High Fidelity, Low Quality
In Watchmen, what works on the page doesn't always work on the screen
Relax, fanboys: Watchmen may be the most faithful print-to-screen adaptation ever produced by Hollywood. Director Zack Snyder slavishly replicated the grimy, Cold War New York of Alan Moore's original graphic novel, and screenwriters Alex Tse and David Hayter faithfully reproduce the book's looping, flashback-laden structure and many, perhaps even the majority, of its scenes. All of the major characters are there, and, despite a substantial change in the eventual villain's master plan, so are all the major thematic notes. Snyder even preserves many of the book's witty background details—the signs and visual motifs that the book's artist, Dave Gibbons, used to comment on the action.
So why does the film come off so stilted and lifeless? The problem is that what works on the page doesn't always work on the screen. Snyder's literalist take is more reenactment than adaptation; rather than make a movie, he filmed a comic book. The details of the story and its characters remain almost exactly the same: In an alternate-history Cold War-era U.S., where costumed crime-fighters began banding together after World War II, Richard Nixon is still president, and a luminous blue super-being named Dr. Manhattan helped win in Vietnam, a former costumed adventurer, The Comedian, is murdered. Rorschach, a deranged reactionary vigilante, begins to investigate, dragging Dr. Manhattan and a cadre of other retired superheroes into the mix. There's more, lots more. Nearly three hours of it in fact, as Snyder and his writers sprint through the novel in half the time it takes to read, seemingly desperate to include as many of its crucial moments as possible.
Frame by frame, you can almost see the comic-book panels playing out. That's good for a deja vu-like shock of recognition as the movie replicates scene after scene, line after line. But it doesn't make for a terribly satisfying or creative cinematic experience. The result is a stillborn replica that highlights and exaggerates the weaknesses of the original, simplifying its story and smoothing over its complexities, but adds nothing.
Well, almost nothing.
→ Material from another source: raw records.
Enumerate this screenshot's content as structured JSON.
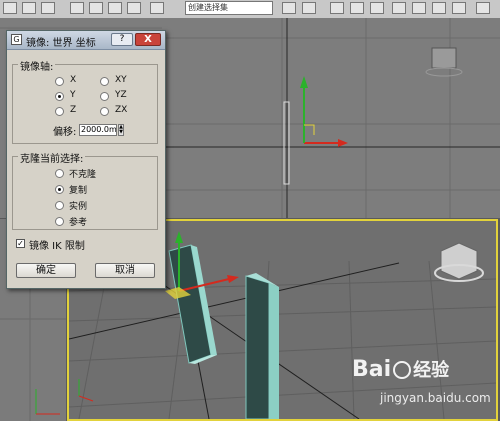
{
  "toolbar": {
    "named_selection_placeholder": "创建选择集",
    "colors": {
      "bg": "#c8c8c8"
    }
  },
  "dialog": {
    "title": "镜像: 世界 坐标",
    "help_label": "?",
    "close_label": "X",
    "mirror_axis": {
      "label": "镜像轴:",
      "options": [
        "X",
        "Y",
        "Z",
        "XY",
        "YZ",
        "ZX"
      ],
      "selected": "Y",
      "offset_label": "偏移:",
      "offset_value": "2000.0mm"
    },
    "clone": {
      "label": "克隆当前选择:",
      "options": [
        "不克隆",
        "复制",
        "实例",
        "参考"
      ],
      "selected": "复制"
    },
    "mirror_ik": {
      "label": "镜像 IK 限制",
      "checked": true
    },
    "ok_label": "确定",
    "cancel_label": "取消"
  },
  "watermark": {
    "logo": "Bai",
    "logo_suffix": "经验",
    "url": "jingyan.baidu.com"
  },
  "colors": {
    "active_viewport_border": "#e2d23b",
    "gizmo_x": "#d42a1e",
    "gizmo_y": "#2bb22b",
    "object": "#2e4a47"
  }
}
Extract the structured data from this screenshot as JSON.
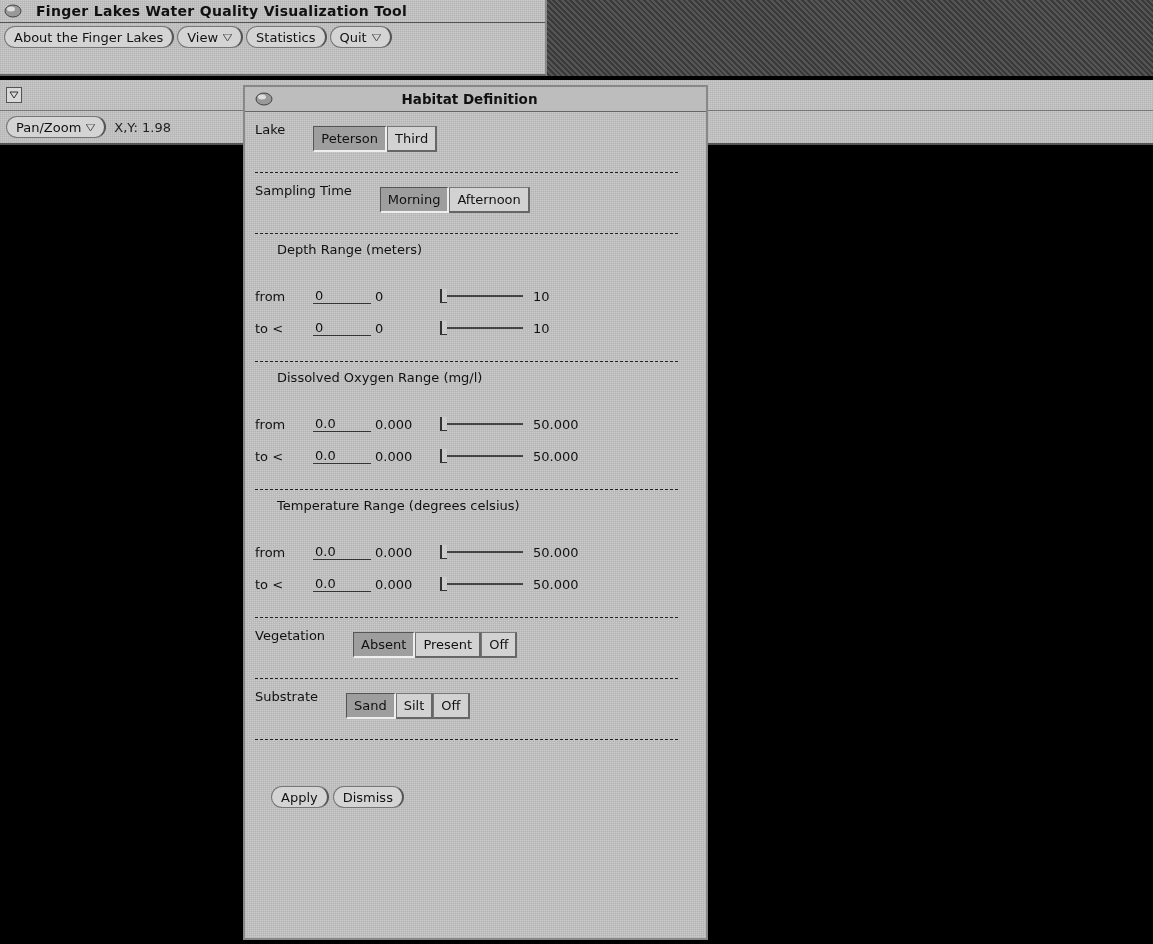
{
  "app_window": {
    "title": "Finger Lakes Water Quality Visualization Tool",
    "menu": [
      {
        "label": "About the Finger Lakes",
        "kind": "button"
      },
      {
        "label": "View",
        "kind": "menu"
      },
      {
        "label": "Statistics",
        "kind": "button"
      },
      {
        "label": "Quit",
        "kind": "menu"
      }
    ]
  },
  "view_window": {
    "toolbar": [
      {
        "label": "Pan/Zoom",
        "kind": "menu"
      }
    ],
    "coordinates": "X,Y: 1.98"
  },
  "dialog": {
    "title": "Habitat Definition",
    "sections": [
      {
        "kind": "choice",
        "label": "Lake",
        "options": [
          {
            "label": "Peterson",
            "selected": true
          },
          {
            "label": "Third",
            "selected": false
          }
        ]
      },
      {
        "kind": "choice",
        "label": "Sampling Time",
        "options": [
          {
            "label": "Morning",
            "selected": true
          },
          {
            "label": "Afternoon",
            "selected": false
          }
        ]
      },
      {
        "kind": "range",
        "heading": "Depth Range (meters)",
        "rows": [
          {
            "label": "from",
            "value": "0",
            "min": "0",
            "max": "10",
            "level": 0
          },
          {
            "label": "to <",
            "value": "0",
            "min": "0",
            "max": "10",
            "level": 0
          }
        ]
      },
      {
        "kind": "range",
        "heading": "Dissolved Oxygen Range (mg/l)",
        "rows": [
          {
            "label": "from",
            "value": "0.0",
            "min": "0.000",
            "max": "50.000",
            "level": 0
          },
          {
            "label": "to <",
            "value": "0.0",
            "min": "0.000",
            "max": "50.000",
            "level": 0
          }
        ]
      },
      {
        "kind": "range",
        "heading": "Temperature Range (degrees celsius)",
        "rows": [
          {
            "label": "from",
            "value": "0.0",
            "min": "0.000",
            "max": "50.000",
            "level": 0
          },
          {
            "label": "to <",
            "value": "0.0",
            "min": "0.000",
            "max": "50.000",
            "level": 0
          }
        ]
      },
      {
        "kind": "choice",
        "label": "Vegetation",
        "options": [
          {
            "label": "Absent",
            "selected": true
          },
          {
            "label": "Present",
            "selected": false
          },
          {
            "label": "Off",
            "selected": false
          }
        ]
      },
      {
        "kind": "choice",
        "label": "Substrate",
        "options": [
          {
            "label": "Sand",
            "selected": true
          },
          {
            "label": "Silt",
            "selected": false
          },
          {
            "label": "Off",
            "selected": false
          }
        ]
      }
    ],
    "buttons": [
      "Apply",
      "Dismiss"
    ]
  }
}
Snyder's Watchmen is more graphic and sexually explicit than its counterpart, often to its detriment. One famous scene from the original features Rorschach hunting down a child murderer. He handcuffs the man in place, lights the home on fire, and leaves him with a hacksaw, telling him not to try to cut through the cuffs. In the movie, Rorschach simply smashes the killer's head in with a meat cleaver. It's not a major departure, but like so much in the movie, it's dumber, blunter, more concerned with visceral shock than the nuances of its characters.
The violence is more extreme, but there's one thing the filmmakers couldn't bear to show: cigarette smoking. In the comic, the young superheroine Silk Spectre continually tries to quit—and continually fails. It's a minor detail, but it nicely compliments her character. Warner Brothers, however, decided that in their adaptation, good guys wouldn't be allowed to light up.
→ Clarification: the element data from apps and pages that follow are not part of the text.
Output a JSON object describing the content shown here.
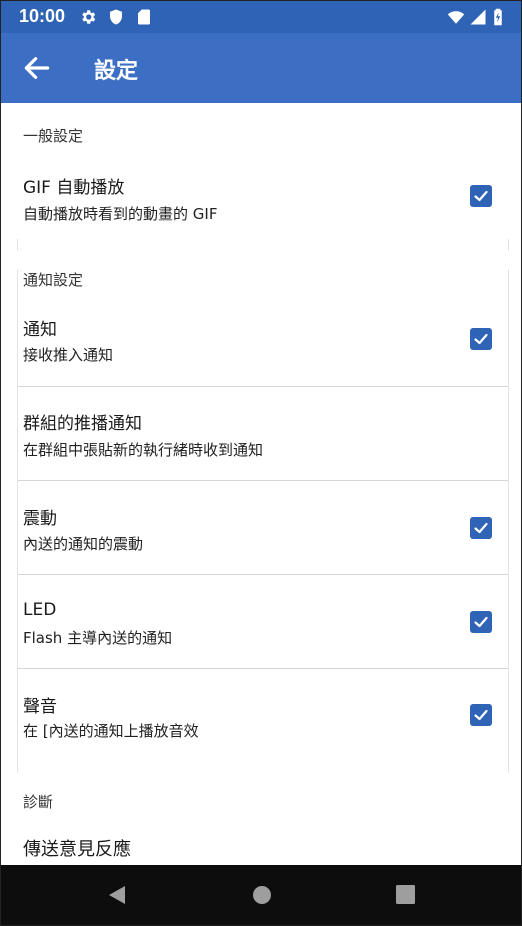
{
  "status_bar": {
    "time": "10:00",
    "icons_left": [
      "gear-icon",
      "shield-icon",
      "sd-card-icon"
    ],
    "icons_right": [
      "wifi-icon",
      "signal-icon",
      "battery-icon"
    ]
  },
  "app_bar": {
    "title": "設定",
    "back_icon": "arrow-left-icon"
  },
  "sections": {
    "general": {
      "header": "一般設定",
      "gif": {
        "title": "GIF 自動播放",
        "summary": "自動播放時看到的動畫的 GIF",
        "checked": true
      }
    },
    "notifications": {
      "header": "通知設定",
      "notify": {
        "title": "通知",
        "summary": "接收推入通知",
        "checked": true
      },
      "group": {
        "title": "群組的推播通知",
        "summary": "在群組中張貼新的執行緒時收到通知"
      },
      "vibrate": {
        "title": "震動",
        "summary": "內送的通知的震動",
        "checked": true
      },
      "led": {
        "title": "LED",
        "summary": "Flash 主導內送的通知",
        "checked": true
      },
      "sound": {
        "title": "聲音",
        "summary": "在 [內送的通知上播放音效",
        "checked": true
      }
    },
    "diagnostics": {
      "header": "診斷",
      "feedback": {
        "title": "傳送意見反應"
      }
    }
  },
  "nav_bar": {
    "buttons": [
      "back-triangle-icon",
      "home-circle-icon",
      "recents-square-icon"
    ]
  },
  "colors": {
    "status_bar": "#2f63b5",
    "app_bar": "#3c6fc4",
    "checkbox": "#2f63b5",
    "nav_bar": "#0d0d0d"
  }
}
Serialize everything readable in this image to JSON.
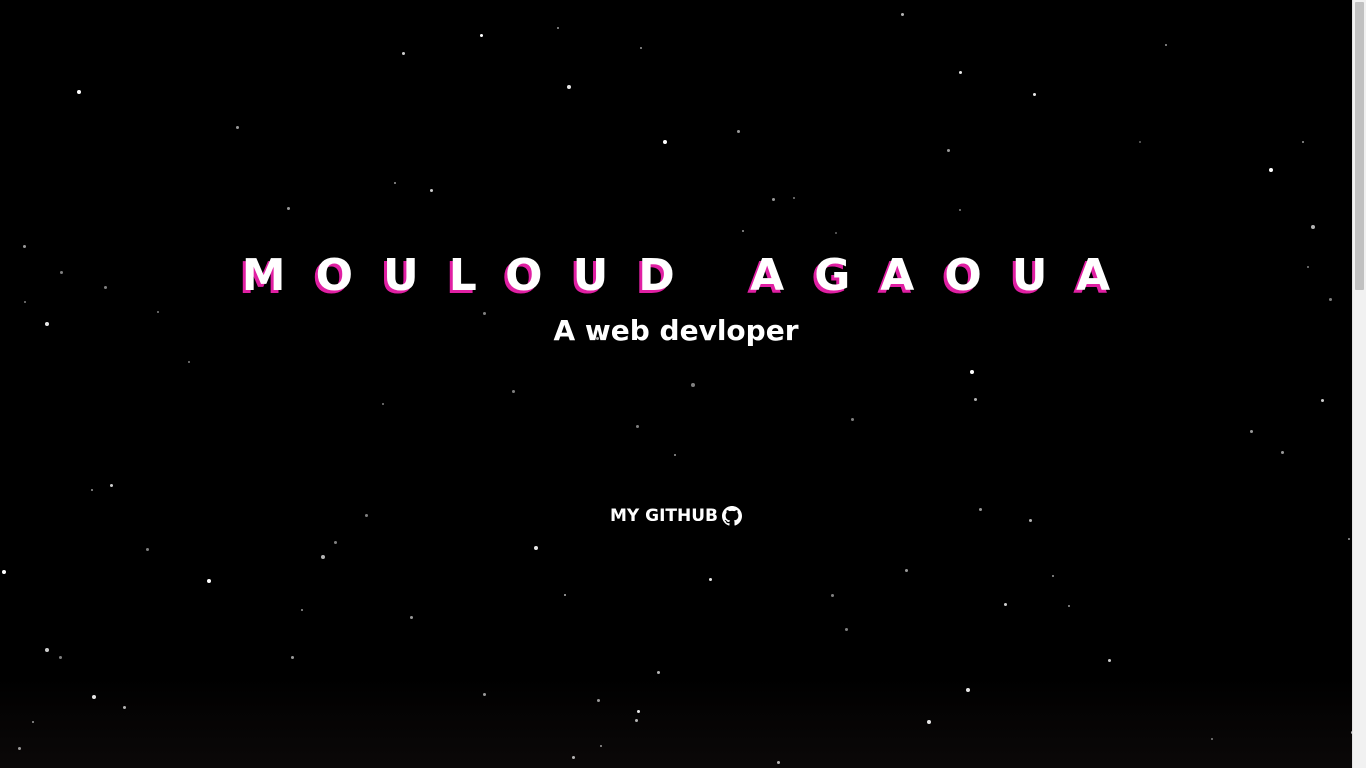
{
  "hero": {
    "title": "MOULOUD AGAOUA",
    "subtitle": "A web devloper"
  },
  "links": {
    "github_label": "MY GITHUB",
    "github_icon": "github-icon"
  },
  "colors": {
    "background": "#000000",
    "text": "#ffffff",
    "title_shadow": "#e01fa3"
  }
}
Perhaps that's not surprising given the uneven character work on display. Malin Ackerman's Silk Spectre plants unconvincing expressions on her face like she's auditioning for a supporting role in a Disney Channel sitcom. As played by Patrick Wilson, her flame, Dan Dreiberg, a flabby Batman-esque dweeb who calls himself Nite Owl, seems to have been handed a copy of Moore's comic and told to cycle through the half dozen expressions on its pages. Dr. Manhattan (a laconic Billy Crudup), the bald, blue superman with the body builder's physique is more of a CGI circus strongman than a person. Jeffrey Dean Morgan's Comedian channels Robert Downey Jr., but isn't so much a character as a narrative device. As genius-supercapitalist Adrian Veidt, Matthew Goode has little to do except deliver an occasional monologue. Only Jackie Earle Haley as Rorschach really connects—though since he is hidden behind a mask, most of his performance consists of a guttural vocal delivery like you'd expect to hear from a death metal singer.
With its array of carefully crafted oddballs and its thicket of interconnected plotlines, Alan Moore's 1986 graphic novel reads like a Dickensian take on superheroes—sprawling yet tightly plotted, epic yet personal, packed with the details and digressions. Like the best of Dickens, Watchmen is a great work of serial fiction. But Snyder's adaptation plays like a lesser form of serial—a soap opera. Episodic, disconnected, jerking awkwardly between subplots that have been rushed or slightly truncated to fit the film, it's a blood-soaked, big-budget, single-sitting super-soap. Snyder has a great eye, and no sense of dramatic rhythm. He is a guy who never misses a note but can't keep time. But rhythm isn't the point here, it's fidelity. In that sense, the film version of Watchmen is unsurpassed. It's faithful, alright, but fidelis ad urnum—faithful unto death.
Peter Suderman blogs at theamericanscene.com.